Inclusivity, equity and narrowing of the huge gap between the rich and poor nations was the central driving force behind the calls for the establishment of a new international economic order fifty odd years ago. The fact that the exploitative relationships that have been established for decades or centuries in some cases, between the erstwhile metropolitan countries and their colonial dependencies have not been drastically reshaped, necessitated the need for a re-examination of the contexts in which world trade was taking place.
Value addition to exportable raw materials, the drive towards local industrialisation, retention of capital in the global south countries as well as the better management of their resources, formed the kernels of the calls for the new dispensation towards realignment of the world’s economy. A change in the global trade norms to transit from the existing unequal relationship to an equitable, rules-based system, was considered as a desirable indicator of the reformed global economic order.
Likewise, the realisation that industrialisation was an existential requirement for developing countries and therefore, it should be seen as a right and an entitlement, ensured that the drivers of the NIEO were aligned with the maximisation of the control of a nation’s productive forces.
This may seem uncannily similar to the economic doctrine that has been established by the Nigerian Constitution under Chapter Two that delineated the control of the major aspects of the nation’s economy. This is also in keeping with the aspirations of the Lagos Plan of Action for the Economic Development of Africa, 1980-2000.
Other essential components of the NIEO consisted also of monetary issues, the development of raw materials, expansion of investments, and other critical frameworks that would guarantee the sustainability of the economic evolution of the nations of the global south over a reasonable period of time.
That realisation or requirement therefore, led to the aspiration to make the NIEO an issue to be framed within the international and national juridical boundaries driven essentially by appropriate resolutions of the United Nations General Assembly and their articulation in national parliamentary legislation by way of ratification if necessary.
Although the United Nations and its relevant bodies can only debate such issues and make recommendations towards effective mainstreaming of decisions into their work, they do not have the effective capacity to legislate over such matters that would be implemented at the national levels.

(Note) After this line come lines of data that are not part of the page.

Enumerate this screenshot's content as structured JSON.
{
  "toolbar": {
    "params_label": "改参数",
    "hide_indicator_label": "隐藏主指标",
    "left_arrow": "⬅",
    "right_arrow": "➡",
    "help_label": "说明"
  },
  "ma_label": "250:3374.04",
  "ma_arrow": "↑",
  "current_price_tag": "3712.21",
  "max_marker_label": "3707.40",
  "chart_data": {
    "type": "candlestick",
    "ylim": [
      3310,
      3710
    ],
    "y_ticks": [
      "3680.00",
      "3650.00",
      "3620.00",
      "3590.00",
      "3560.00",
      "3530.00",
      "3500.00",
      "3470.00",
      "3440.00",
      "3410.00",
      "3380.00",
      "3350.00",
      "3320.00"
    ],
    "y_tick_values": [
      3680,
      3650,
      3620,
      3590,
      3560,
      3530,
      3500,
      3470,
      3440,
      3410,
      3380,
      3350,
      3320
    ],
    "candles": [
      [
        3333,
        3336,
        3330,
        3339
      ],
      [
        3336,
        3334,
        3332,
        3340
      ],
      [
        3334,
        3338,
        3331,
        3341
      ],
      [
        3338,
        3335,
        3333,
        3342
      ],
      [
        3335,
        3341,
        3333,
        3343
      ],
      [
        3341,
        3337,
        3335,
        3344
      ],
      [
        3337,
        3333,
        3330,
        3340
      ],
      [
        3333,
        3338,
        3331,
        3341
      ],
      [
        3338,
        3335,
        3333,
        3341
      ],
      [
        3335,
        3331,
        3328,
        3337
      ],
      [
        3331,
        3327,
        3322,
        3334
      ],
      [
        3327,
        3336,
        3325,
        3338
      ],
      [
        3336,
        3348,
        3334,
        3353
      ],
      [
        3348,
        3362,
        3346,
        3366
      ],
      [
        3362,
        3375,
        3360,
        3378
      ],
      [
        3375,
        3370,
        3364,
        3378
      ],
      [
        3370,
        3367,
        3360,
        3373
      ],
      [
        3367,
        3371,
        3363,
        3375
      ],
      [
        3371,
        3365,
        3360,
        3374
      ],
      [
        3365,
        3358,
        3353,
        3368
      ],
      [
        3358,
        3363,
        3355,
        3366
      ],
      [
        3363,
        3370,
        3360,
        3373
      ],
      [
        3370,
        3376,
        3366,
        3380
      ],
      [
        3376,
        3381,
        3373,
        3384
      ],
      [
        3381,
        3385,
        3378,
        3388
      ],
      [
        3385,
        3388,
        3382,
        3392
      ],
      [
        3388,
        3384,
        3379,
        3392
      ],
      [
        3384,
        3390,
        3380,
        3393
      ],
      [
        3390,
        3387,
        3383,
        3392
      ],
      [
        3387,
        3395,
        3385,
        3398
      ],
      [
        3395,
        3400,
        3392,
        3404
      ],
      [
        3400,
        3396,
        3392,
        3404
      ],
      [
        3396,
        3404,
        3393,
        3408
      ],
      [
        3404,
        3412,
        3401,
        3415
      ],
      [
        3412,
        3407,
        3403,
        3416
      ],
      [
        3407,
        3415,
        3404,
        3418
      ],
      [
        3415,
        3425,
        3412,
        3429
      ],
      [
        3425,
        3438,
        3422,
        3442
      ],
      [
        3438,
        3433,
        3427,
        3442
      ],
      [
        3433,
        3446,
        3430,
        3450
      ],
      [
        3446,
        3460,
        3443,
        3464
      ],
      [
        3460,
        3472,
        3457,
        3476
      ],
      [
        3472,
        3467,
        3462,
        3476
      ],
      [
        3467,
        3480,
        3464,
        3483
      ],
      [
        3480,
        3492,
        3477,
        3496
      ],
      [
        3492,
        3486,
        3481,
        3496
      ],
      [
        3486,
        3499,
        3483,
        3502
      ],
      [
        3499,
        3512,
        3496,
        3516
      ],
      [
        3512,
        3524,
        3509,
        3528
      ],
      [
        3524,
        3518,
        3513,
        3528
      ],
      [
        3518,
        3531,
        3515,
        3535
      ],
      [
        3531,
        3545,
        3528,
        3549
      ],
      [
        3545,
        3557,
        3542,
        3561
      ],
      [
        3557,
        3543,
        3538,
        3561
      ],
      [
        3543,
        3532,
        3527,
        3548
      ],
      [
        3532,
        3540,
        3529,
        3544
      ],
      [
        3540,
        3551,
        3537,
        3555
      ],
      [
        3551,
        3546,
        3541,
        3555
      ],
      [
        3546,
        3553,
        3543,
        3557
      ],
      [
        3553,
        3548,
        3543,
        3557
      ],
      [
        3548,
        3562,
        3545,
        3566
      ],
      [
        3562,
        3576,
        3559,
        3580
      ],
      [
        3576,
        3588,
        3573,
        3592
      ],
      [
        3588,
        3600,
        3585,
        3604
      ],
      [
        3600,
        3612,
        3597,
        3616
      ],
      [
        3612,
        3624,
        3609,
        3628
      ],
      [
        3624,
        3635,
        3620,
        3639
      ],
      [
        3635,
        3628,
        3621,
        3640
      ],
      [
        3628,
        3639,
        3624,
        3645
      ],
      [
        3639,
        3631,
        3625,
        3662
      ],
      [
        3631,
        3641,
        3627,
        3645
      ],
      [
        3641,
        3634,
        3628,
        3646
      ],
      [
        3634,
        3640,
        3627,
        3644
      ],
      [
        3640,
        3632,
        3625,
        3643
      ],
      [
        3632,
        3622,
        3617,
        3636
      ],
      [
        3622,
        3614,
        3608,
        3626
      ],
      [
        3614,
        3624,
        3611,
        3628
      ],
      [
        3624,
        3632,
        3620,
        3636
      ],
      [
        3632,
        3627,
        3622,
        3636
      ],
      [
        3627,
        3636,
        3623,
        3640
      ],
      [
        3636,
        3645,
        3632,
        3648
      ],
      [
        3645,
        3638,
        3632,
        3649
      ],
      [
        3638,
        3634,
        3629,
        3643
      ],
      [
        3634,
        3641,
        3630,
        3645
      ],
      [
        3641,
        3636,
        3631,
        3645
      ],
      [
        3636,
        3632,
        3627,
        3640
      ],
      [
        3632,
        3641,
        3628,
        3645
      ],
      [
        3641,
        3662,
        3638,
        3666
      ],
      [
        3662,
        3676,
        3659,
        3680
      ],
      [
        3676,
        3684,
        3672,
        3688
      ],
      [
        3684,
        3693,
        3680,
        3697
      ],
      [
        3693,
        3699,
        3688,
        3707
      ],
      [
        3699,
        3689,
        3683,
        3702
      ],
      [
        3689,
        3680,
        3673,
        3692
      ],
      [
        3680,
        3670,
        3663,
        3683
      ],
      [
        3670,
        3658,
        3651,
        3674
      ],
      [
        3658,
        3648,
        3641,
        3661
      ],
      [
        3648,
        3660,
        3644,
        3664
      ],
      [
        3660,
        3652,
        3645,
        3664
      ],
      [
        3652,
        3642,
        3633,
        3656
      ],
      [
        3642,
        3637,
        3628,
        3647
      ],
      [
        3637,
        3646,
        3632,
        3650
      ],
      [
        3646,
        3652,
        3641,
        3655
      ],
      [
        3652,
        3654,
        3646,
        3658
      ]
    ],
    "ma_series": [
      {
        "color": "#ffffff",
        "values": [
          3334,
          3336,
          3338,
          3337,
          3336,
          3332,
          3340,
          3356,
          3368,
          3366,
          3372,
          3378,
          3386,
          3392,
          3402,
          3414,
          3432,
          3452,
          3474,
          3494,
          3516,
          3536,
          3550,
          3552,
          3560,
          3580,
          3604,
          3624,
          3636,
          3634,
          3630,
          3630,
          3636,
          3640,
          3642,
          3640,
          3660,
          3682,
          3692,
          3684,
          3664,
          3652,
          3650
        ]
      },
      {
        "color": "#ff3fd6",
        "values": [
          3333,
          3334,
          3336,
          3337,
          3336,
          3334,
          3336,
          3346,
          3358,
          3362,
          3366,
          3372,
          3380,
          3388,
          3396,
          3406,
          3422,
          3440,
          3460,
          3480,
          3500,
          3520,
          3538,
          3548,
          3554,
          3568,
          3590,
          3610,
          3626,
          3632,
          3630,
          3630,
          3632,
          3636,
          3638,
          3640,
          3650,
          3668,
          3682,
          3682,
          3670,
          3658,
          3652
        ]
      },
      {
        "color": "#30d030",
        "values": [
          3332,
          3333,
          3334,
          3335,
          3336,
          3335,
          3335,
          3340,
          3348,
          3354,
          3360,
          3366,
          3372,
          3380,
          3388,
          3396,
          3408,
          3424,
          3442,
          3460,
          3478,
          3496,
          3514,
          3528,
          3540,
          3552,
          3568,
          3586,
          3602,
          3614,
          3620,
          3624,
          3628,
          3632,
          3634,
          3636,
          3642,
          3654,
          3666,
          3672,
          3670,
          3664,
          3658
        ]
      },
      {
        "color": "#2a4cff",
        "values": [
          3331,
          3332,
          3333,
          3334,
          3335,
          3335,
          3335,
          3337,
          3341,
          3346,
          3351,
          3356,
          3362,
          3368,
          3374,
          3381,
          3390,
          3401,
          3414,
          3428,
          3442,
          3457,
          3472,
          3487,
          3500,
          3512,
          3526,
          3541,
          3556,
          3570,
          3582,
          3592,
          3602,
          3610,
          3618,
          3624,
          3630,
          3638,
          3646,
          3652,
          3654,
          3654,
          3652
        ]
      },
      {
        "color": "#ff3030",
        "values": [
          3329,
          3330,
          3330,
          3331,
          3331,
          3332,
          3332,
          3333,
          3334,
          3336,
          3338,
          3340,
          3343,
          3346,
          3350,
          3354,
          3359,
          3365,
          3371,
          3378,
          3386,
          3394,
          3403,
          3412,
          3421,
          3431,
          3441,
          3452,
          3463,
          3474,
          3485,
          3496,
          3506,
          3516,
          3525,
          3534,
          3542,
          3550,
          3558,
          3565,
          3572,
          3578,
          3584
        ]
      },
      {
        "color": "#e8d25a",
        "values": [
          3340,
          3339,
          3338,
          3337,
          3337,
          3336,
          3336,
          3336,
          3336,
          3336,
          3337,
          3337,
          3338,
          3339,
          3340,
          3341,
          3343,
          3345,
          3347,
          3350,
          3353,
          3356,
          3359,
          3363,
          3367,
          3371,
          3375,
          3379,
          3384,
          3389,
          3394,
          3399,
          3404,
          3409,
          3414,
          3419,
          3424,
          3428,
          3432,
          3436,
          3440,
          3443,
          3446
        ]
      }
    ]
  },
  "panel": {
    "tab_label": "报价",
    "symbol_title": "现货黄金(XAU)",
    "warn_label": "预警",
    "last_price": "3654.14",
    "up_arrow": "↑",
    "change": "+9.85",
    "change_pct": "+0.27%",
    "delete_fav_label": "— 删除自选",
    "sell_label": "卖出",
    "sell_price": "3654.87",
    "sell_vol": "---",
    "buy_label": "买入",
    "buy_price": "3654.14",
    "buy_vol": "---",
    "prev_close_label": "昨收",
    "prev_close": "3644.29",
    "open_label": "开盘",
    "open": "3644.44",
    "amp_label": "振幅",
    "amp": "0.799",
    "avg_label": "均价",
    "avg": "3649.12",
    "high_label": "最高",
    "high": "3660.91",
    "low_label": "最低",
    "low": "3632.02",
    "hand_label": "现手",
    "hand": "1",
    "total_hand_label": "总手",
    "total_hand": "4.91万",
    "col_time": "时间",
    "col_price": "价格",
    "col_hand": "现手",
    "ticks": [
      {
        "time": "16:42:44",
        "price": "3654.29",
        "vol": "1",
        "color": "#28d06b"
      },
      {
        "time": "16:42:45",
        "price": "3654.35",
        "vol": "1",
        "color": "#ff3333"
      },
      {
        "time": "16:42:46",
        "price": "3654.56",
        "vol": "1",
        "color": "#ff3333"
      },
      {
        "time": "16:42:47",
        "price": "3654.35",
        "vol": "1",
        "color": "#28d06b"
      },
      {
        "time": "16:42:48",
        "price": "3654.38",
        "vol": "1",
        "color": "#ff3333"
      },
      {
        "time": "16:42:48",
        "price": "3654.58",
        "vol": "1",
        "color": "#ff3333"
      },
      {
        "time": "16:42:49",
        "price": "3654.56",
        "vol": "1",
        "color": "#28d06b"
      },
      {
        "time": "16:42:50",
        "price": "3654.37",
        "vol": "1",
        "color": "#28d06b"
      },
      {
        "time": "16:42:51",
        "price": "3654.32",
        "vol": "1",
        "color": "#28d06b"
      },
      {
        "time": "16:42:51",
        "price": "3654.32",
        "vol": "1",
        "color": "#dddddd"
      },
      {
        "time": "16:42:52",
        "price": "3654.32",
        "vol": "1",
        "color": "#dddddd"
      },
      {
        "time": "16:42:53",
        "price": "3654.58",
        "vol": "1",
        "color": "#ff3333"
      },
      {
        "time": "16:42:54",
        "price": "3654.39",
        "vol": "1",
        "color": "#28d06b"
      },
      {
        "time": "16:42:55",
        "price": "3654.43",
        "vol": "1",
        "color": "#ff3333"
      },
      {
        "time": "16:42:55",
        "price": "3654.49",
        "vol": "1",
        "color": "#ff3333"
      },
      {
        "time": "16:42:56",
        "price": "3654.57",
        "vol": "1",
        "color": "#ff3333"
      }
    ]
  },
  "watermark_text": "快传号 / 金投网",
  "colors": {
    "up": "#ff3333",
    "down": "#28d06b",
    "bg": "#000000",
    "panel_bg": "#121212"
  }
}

Only a cooperative disposition agreed to by the members states can apply in terms of the realisation of the objectives of such international agreements.
It is perhaps because of this and other factors that the NIEO could not be concretised fifty years after the start of the debate. It is likely that we may wait another fifty more years for such an aspiration to come to pass if left to the discretion of certain states or regional groupings. However, with the new momentum that has been generated by BRICS-plus and the resolve that has been found in the G20, perhaps we may not have to wait that long to see the emergence of a new order that would usher in better economic prospects for the countries of the global south.
While waiting to see how the situation would unfold, it would be advisable that resource-rich countries of the south such as Nigeria enact appropriate legislation and put in place policies and frameworks that would translate into opportunities towards capturing greater shares of the world markets either in the commerce in raw materials or finished products.
Preferably, the choice should be to quickly transit to the realm of the fourth industrial revolution by taking advantage of the opportunities provided by emerging technologies and innovative management styles to unleash Nigeria’s productive capabilities and ensure her rapid industrialisation and economic development.